Gunfire rattled across Tripoli late into Wednesday night, as anti-lockdown protests in the northern city reached new levels of violence.
Demonstrators clashed with security forces across the city in the third consecutive night of unrest this week, leaving dozens injured.
A mob of several hundred young men tried to storm the city’s Serail, the seat of local government, battering down the main gate and tossing Molotov cocktails on to the building’s roof.
Personnel from the country’s Internal Security Forces retaliated, throwing stones and firing tear gas.
As the evening drew on, the ISF’s patience wore thin, with their blue camouflaged soldiers using live ammunition and rubber bullets against rioters.
Water cannon were unable to drive rioters out of the courtyard, and piles of burning tyres were left to smoulder, while part of the building’s exterior wall was pulled down.
As with previous nights, clashes centred around the Serail, although skirmishes later spread to other parts of the city.
The clatter of machinegun fire and boom of stun grenades drew onlookers to their balconies to watch the action unfold.
Their frustration brewing, a small group of demonstrators broke off and took to ransacking vehicles with government plates parked in the vicinity.
In one dramatic moment, an ISF official was pinned against his car by a mob, before managing to flee in his car in reverse as masked men smashed the windows with pipes.
At least two vehicles were smashed and another two set on fire.
The army’s more patient approach to dealing with the unrest of previous nights, allowing it to run its course, was replaced by more aggressive efforts by the ISF to crush the gatherings.
At times, the army appeared to act as a peacekeeping force, with demonstrators taking shelter by their vehicles as columns of the ISF’s riot police tried to clear the roads.
The force had pledged to be strict with demonstrators but the warning did little to convince people to stay home.
Numbers had increased since Tuesday’s demonstrations, and so had the anger.
About 226 people, protesters and security troops, had been injured in the riots, Lebanon's National News Agency reported.

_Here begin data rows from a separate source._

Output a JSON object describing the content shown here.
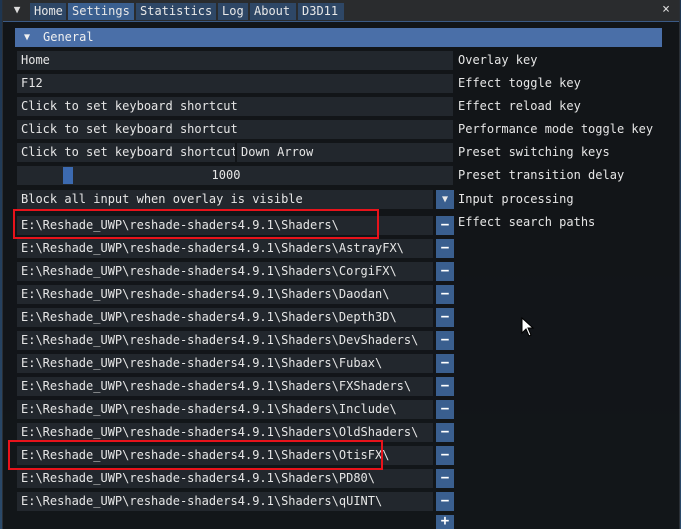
{
  "tabs": [
    {
      "label": "Home"
    },
    {
      "label": "Settings"
    },
    {
      "label": "Statistics"
    },
    {
      "label": "Log"
    },
    {
      "label": "About"
    },
    {
      "label": "D3D11"
    }
  ],
  "active_tab": "Settings",
  "menu_toggle_icon": "▼",
  "close_icon": "×",
  "section": {
    "arrow": "▼",
    "title": "General"
  },
  "settings": {
    "overlay_key": {
      "value": "Home",
      "label": "Overlay key"
    },
    "effect_toggle_key": {
      "value": "F12",
      "label": "Effect toggle key"
    },
    "effect_reload_key": {
      "value": "Click to set keyboard shortcut",
      "label": "Effect reload key"
    },
    "performance_mode_key": {
      "value": "Click to set keyboard shortcut",
      "label": "Performance mode toggle key"
    },
    "preset_switching_keys": {
      "value_prev": "Click to set keyboard shortcut",
      "value_next": "Down Arrow",
      "label": "Preset switching keys"
    },
    "preset_transition_delay": {
      "value": "1000",
      "fraction": 0.11,
      "label": "Preset transition delay"
    },
    "input_processing": {
      "value": "Block all input when overlay is visible",
      "label": "Input processing",
      "combo_icon": "▼"
    },
    "effect_search_paths": {
      "label": "Effect search paths",
      "minus_symbol": "−",
      "plus_symbol": "+",
      "paths": [
        "E:\\Reshade_UWP\\reshade-shaders4.9.1\\Shaders\\",
        "E:\\Reshade_UWP\\reshade-shaders4.9.1\\Shaders\\AstrayFX\\",
        "E:\\Reshade_UWP\\reshade-shaders4.9.1\\Shaders\\CorgiFX\\",
        "E:\\Reshade_UWP\\reshade-shaders4.9.1\\Shaders\\Daodan\\",
        "E:\\Reshade_UWP\\reshade-shaders4.9.1\\Shaders\\Depth3D\\",
        "E:\\Reshade_UWP\\reshade-shaders4.9.1\\Shaders\\DevShaders\\",
        "E:\\Reshade_UWP\\reshade-shaders4.9.1\\Shaders\\Fubax\\",
        "E:\\Reshade_UWP\\reshade-shaders4.9.1\\Shaders\\FXShaders\\",
        "E:\\Reshade_UWP\\reshade-shaders4.9.1\\Shaders\\Include\\",
        "E:\\Reshade_UWP\\reshade-shaders4.9.1\\Shaders\\OldShaders\\",
        "E:\\Reshade_UWP\\reshade-shaders4.9.1\\Shaders\\OtisFX\\",
        "E:\\Reshade_UWP\\reshade-shaders4.9.1\\Shaders\\PD80\\",
        "E:\\Reshade_UWP\\reshade-shaders4.9.1\\Shaders\\qUINT\\"
      ]
    }
  },
  "colors": {
    "accent": "#3a5f8f",
    "section_header": "#4a6fa8",
    "annotation_box": "#e8131b"
  }
}
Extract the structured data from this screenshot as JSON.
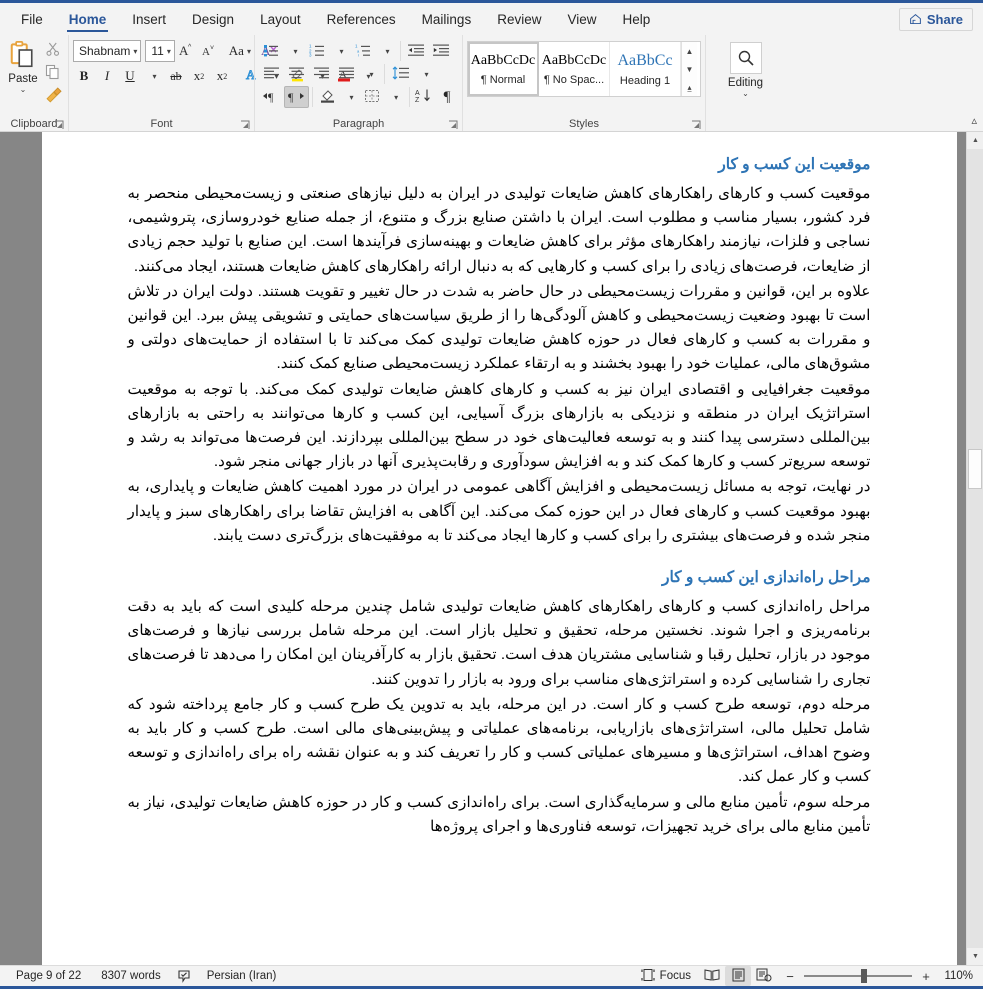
{
  "window": {
    "accent_color": "#2b579a",
    "ribbon_bg": "#f3f3f3"
  },
  "tabs": [
    {
      "label": "File",
      "active": false
    },
    {
      "label": "Home",
      "active": true
    },
    {
      "label": "Insert",
      "active": false
    },
    {
      "label": "Design",
      "active": false
    },
    {
      "label": "Layout",
      "active": false
    },
    {
      "label": "References",
      "active": false
    },
    {
      "label": "Mailings",
      "active": false
    },
    {
      "label": "Review",
      "active": false
    },
    {
      "label": "View",
      "active": false
    },
    {
      "label": "Help",
      "active": false
    }
  ],
  "share": {
    "label": "Share",
    "icon": "share-icon"
  },
  "ribbon": {
    "clipboard": {
      "group_label": "Clipboard",
      "paste_label": "Paste",
      "paste_caret": "⌄",
      "cut_icon": "scissors-icon",
      "copy_icon": "copy-icon",
      "format_painter_icon": "format-painter-icon",
      "launcher_icon": "dialog-launcher-icon"
    },
    "font": {
      "group_label": "Font",
      "font_name": "Shabnam",
      "font_size": "11",
      "grow_font_icon": "grow-font-icon",
      "shrink_font_icon": "shrink-font-icon",
      "change_case_label": "Aa",
      "clear_formatting_icon": "clear-formatting-icon",
      "bold_label": "B",
      "italic_label": "I",
      "underline_label": "U",
      "strikethrough_label": "ab",
      "subscript_label": "x",
      "superscript_label": "x",
      "text_effects_label": "A",
      "highlight_label": "A",
      "font_color_label": "A",
      "launcher_icon": "dialog-launcher-icon"
    },
    "paragraph": {
      "group_label": "Paragraph",
      "bullets_icon": "bullets-icon",
      "numbering_icon": "numbering-icon",
      "multilevel_icon": "multilevel-list-icon",
      "decrease_indent_icon": "decrease-indent-icon",
      "increase_indent_icon": "increase-indent-icon",
      "align_left_icon": "align-left-icon",
      "align_center_icon": "align-center-icon",
      "align_right_icon": "align-right-icon",
      "justify_icon": "justify-icon",
      "line_spacing_icon": "line-spacing-icon",
      "ltr_icon": "left-to-right-icon",
      "rtl_icon": "right-to-left-icon",
      "rtl_active": true,
      "shading_icon": "shading-icon",
      "borders_icon": "borders-icon",
      "sort_icon": "sort-icon",
      "show_marks_label": "¶",
      "launcher_icon": "dialog-launcher-icon"
    },
    "styles": {
      "group_label": "Styles",
      "items": [
        {
          "preview": "AaBbCcDc",
          "name": "¶ Normal",
          "selected": true
        },
        {
          "preview": "AaBbCcDc",
          "name": "¶ No Spac...",
          "selected": false
        },
        {
          "preview": "AaBbCс",
          "name": "Heading 1",
          "selected": false
        }
      ],
      "scroll_up_icon": "chevron-up-icon",
      "scroll_down_icon": "chevron-down-icon",
      "more_icon": "more-styles-icon",
      "launcher_icon": "dialog-launcher-icon"
    },
    "editing": {
      "group_label": "Editing",
      "icon": "search-icon",
      "caret": "⌄"
    },
    "collapse_icon": "collapse-ribbon-icon"
  },
  "document": {
    "sections": [
      {
        "heading": "موقعیت این کسب و کار",
        "paragraphs": [
          "موقعیت کسب و کارهای راهکارهای کاهش ضایعات تولیدی در ایران به دلیل نیازهای صنعتی و زیست‌محیطی منحصر به فرد کشور، بسیار مناسب و مطلوب است. ایران با داشتن صنایع بزرگ و متنوع، از جمله صنایع خودروسازی، پتروشیمی، نساجی و فلزات، نیازمند راهکارهای مؤثر برای کاهش ضایعات و بهینه‌سازی فرآیندها است. این صنایع با تولید حجم زیادی از ضایعات، فرصت‌های زیادی را برای کسب و کارهایی که به دنبال ارائه راهکارهای کاهش ضایعات هستند، ایجاد می‌کنند.",
          "علاوه بر این، قوانین و مقررات زیست‌محیطی در حال حاضر به شدت در حال تغییر و تقویت هستند. دولت ایران در تلاش است تا بهبود وضعیت زیست‌محیطی و کاهش آلودگی‌ها را از طریق سیاست‌های حمایتی و تشویقی پیش ببرد. این قوانین و مقررات به کسب و کارهای فعال در حوزه کاهش ضایعات تولیدی کمک می‌کند تا با استفاده از حمایت‌های دولتی و مشوق‌های مالی، عملیات خود را بهبود بخشند و به ارتقاء عملکرد زیست‌محیطی صنایع کمک کنند.",
          "موقعیت جغرافیایی و اقتصادی ایران نیز به کسب و کارهای کاهش ضایعات تولیدی کمک می‌کند. با توجه به موقعیت استراتژیک ایران در منطقه و نزدیکی به بازارهای بزرگ آسیایی، این کسب و کارها می‌توانند به راحتی به بازارهای بین‌المللی دسترسی پیدا کنند و به توسعه فعالیت‌های خود در سطح بین‌المللی بپردازند. این فرصت‌ها می‌تواند به رشد و توسعه سریع‌تر کسب و کارها کمک کند و به افزایش سودآوری و رقابت‌پذیری آنها در بازار جهانی منجر شود.",
          "در نهایت، توجه به مسائل زیست‌محیطی و افزایش آگاهی عمومی در ایران در مورد اهمیت کاهش ضایعات و پایداری، به بهبود موقعیت کسب و کارهای فعال در این حوزه کمک می‌کند. این آگاهی به افزایش تقاضا برای راهکارهای سبز و پایدار منجر شده و فرصت‌های بیشتری را برای کسب و کارها ایجاد می‌کند تا به موفقیت‌های بزرگ‌تری دست یابند."
        ]
      },
      {
        "heading": "مراحل راه‌اندازی این کسب و کار",
        "paragraphs": [
          "مراحل راه‌اندازی کسب و کارهای راهکارهای کاهش ضایعات تولیدی شامل چندین مرحله کلیدی است که باید به دقت برنامه‌ریزی و اجرا شوند. نخستین مرحله، تحقیق و تحلیل بازار است. این مرحله شامل بررسی نیازها و فرصت‌های موجود در بازار، تحلیل رقبا و شناسایی مشتریان هدف است. تحقیق بازار به کارآفرینان این امکان را می‌دهد تا فرصت‌های تجاری را شناسایی کرده و استراتژی‌های مناسب برای ورود به بازار را تدوین کنند.",
          "مرحله دوم، توسعه طرح کسب و کار است. در این مرحله، باید به تدوین یک طرح کسب و کار جامع پرداخته شود که شامل تحلیل مالی، استراتژی‌های بازاریابی، برنامه‌های عملیاتی و پیش‌بینی‌های مالی است. طرح کسب و کار باید به وضوح اهداف، استراتژی‌ها و مسیرهای عملیاتی کسب و کار را تعریف کند و به عنوان نقشه راه برای راه‌اندازی و توسعه کسب و کار عمل کند.",
          "مرحله سوم، تأمین منابع مالی و سرمایه‌گذاری است. برای راه‌اندازی کسب و کار در حوزه کاهش ضایعات تولیدی، نیاز به تأمین منابع مالی برای خرید تجهیزات، توسعه فناوری‌ها و اجرای پروژه‌ها"
        ]
      }
    ]
  },
  "status": {
    "page_label": "Page 9 of 22",
    "word_count": "8307 words",
    "proofing_icon": "proofing-errors-icon",
    "language": "Persian (Iran)",
    "focus_label": "Focus",
    "focus_icon": "focus-mode-icon",
    "read_mode_icon": "read-mode-icon",
    "print_layout_icon": "print-layout-icon",
    "web_layout_icon": "web-layout-icon",
    "active_view": "print-layout",
    "zoom_out_label": "−",
    "zoom_in_label": "+",
    "zoom_percent": "110%"
  }
}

The Lebanese Red Cross confirmed it had treated scores of people for rubber bullet injuries, but did not confirm any injuries from live ammunition.
Assem Harraj, 31, a vegetable seller, told The National he was being forced to choose between eating and breaking the curfew.
“They told us to stay in because of Covid-19 but what are we supposed to eat? The furniture?" Mr Harraj said.
"Give us compensation and we’ll stay in.”
Lebanon is in the middle of a 25-day lockdown as it battles soaring coronavirus case numbers.
But the government has yet to offer closed businesses much in the way of financial support, leaving many struggling to afford the most basic of goods.
“Foreign countries are right not to help the government any more because all they do is steal," Mr Harraj said.
"They’re not helping the people. We’re suffocating. Thank God I am unmarried. How could I afford to have a family?”
Earlier in the day,prime minister-designate Saad Hariri tweeted that political parties may be behind the unrest.
“There may be those who take advantage of the people’s pain,” Mr Hariri said.